House of the Blues
I love the blues. And I can remember the moment that I converted. The only thought I had of it before then was that it was repetitive; the whole thing was about somebody done messing with my happy home or another mule kicking in my stall. It was no better or worse than country or folk in this respect but it wasn't for a fringe punk like me.
When I woke to the blues it really was just like a bolt and that's the thrill for me - tending to intellectualise everything; here was something that I'd thought little of the day before. I hadn't mulled over the place of WC Handy or Son House in the pantheon. It's a feeling.
I've been fortunate, having seen Albert Collins, Brownie McGee, Clarence "Gatemouth" Brown, Bo Diddley. I missed Johnny Johnson and it's not like I didn't have a few chances. But that's the way it goes. I prefer to dwell on the great performances I did see rather than the ones I missed.
The nice side effect of falling for the blues is that you get to hear along with your own idols the music that first pushed their buttons. Knowing that Willie Dixon wrote Back Door Man, Spoonful, Little Red Rooster, Seventh Son.. makes him inestimably great in my eyes as he is the backbone and influence for the Chicago blues scene, giving Muddy Waters and Howlin' Wolf some of their best songs. But these songs are equally well known among the blues rock fraternity.

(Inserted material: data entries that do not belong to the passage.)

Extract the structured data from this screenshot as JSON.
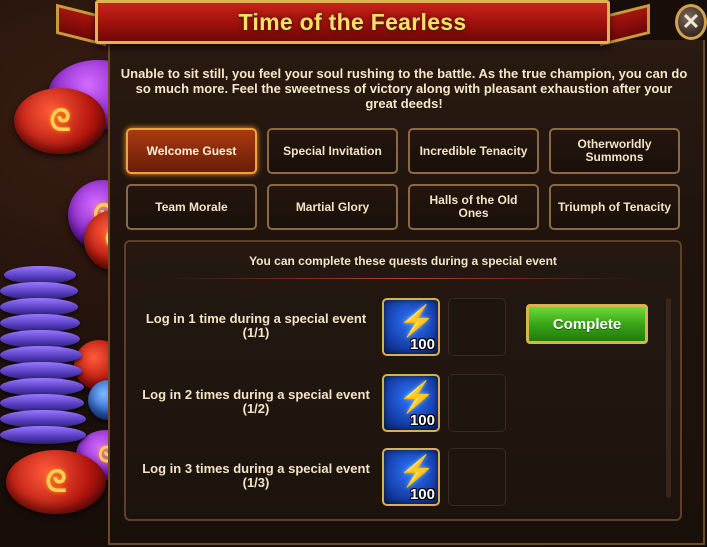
{
  "title": "Time of the Fearless",
  "close_label": "✕",
  "intro_text": "Unable to sit still, you feel your soul rushing to the battle. As the true champion, you can do so much more. Feel the sweetness of victory along with pleasant exhaustion after your great deeds!",
  "tabs": [
    {
      "label": "Welcome Guest",
      "active": true
    },
    {
      "label": "Special Invitation",
      "active": false
    },
    {
      "label": "Incredible Tenacity",
      "active": false
    },
    {
      "label": "Otherworldly Summons",
      "active": false
    },
    {
      "label": "Team Morale",
      "active": false
    },
    {
      "label": "Martial Glory",
      "active": false
    },
    {
      "label": "Halls of the Old Ones",
      "active": false
    },
    {
      "label": "Triumph of Tenacity",
      "active": false
    }
  ],
  "quests": {
    "header": "You can complete these quests during a special event",
    "items": [
      {
        "text": "Log in 1 time during a special event",
        "progress": "(1/1)",
        "reward_icon": "energy-bolt-icon",
        "reward_amount": "100",
        "button": "Complete"
      },
      {
        "text": "Log in 2 times during a special event",
        "progress": "(1/2)",
        "reward_icon": "energy-bolt-icon",
        "reward_amount": "100",
        "button": ""
      },
      {
        "text": "Log in 3 times during a special event",
        "progress": "(1/3)",
        "reward_icon": "energy-bolt-icon",
        "reward_amount": "100",
        "button": ""
      }
    ]
  },
  "colors": {
    "ribbon": "#b01a13",
    "accent_gold": "#e1b24d",
    "active_tab": "#a83a12",
    "complete_button": "#3aa518"
  }
}
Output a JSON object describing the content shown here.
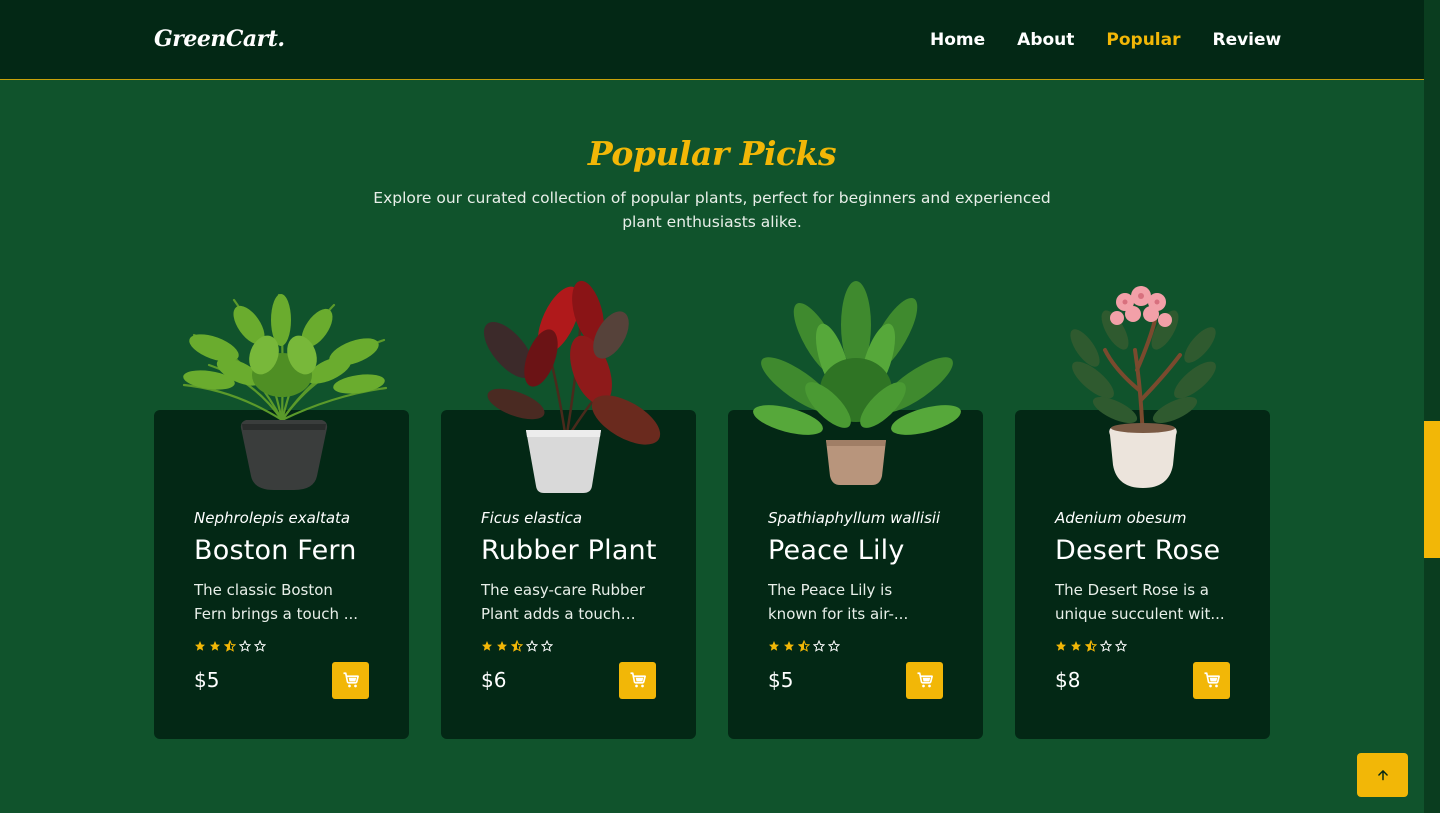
{
  "brand": {
    "logo": "GreenCart."
  },
  "nav": {
    "items": [
      {
        "label": "Home",
        "active": false
      },
      {
        "label": "About",
        "active": false
      },
      {
        "label": "Popular",
        "active": true
      },
      {
        "label": "Review",
        "active": false
      }
    ]
  },
  "section": {
    "title": "Popular Picks",
    "subtitle": "Explore our curated collection of popular plants, perfect for beginners and experienced plant enthusiasts alike."
  },
  "products": [
    {
      "scientific": "Nephrolepis exaltata",
      "name": "Boston Fern",
      "description": "The classic Boston Fern brings a touch ...",
      "rating": 2.5,
      "price": "$5",
      "image": "fern-plant"
    },
    {
      "scientific": "Ficus elastica",
      "name": "Rubber Plant",
      "description": "The easy-care Rubber Plant adds a touch of...",
      "rating": 2.5,
      "price": "$6",
      "image": "rubber-plant"
    },
    {
      "scientific": "Spathiaphyllum wallisii",
      "name": "Peace Lily",
      "description": "The Peace Lily is known for its air-...",
      "rating": 2.5,
      "price": "$5",
      "image": "peace-lily-plant"
    },
    {
      "scientific": "Adenium obesum",
      "name": "Desert Rose",
      "description": "The Desert Rose is a unique succulent wit...",
      "rating": 2.5,
      "price": "$8",
      "image": "desert-rose-plant"
    }
  ],
  "icons": {
    "cart": "cart-icon",
    "scroll_top": "arrow-up-icon",
    "star": "star-icon"
  },
  "colors": {
    "background": "#10532c",
    "navbar": "#032815",
    "card": "#032815",
    "accent": "#f2b707",
    "text": "#ffffff"
  }
}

I can't imagine Eric Clapton without the generation before and the songs they wrote.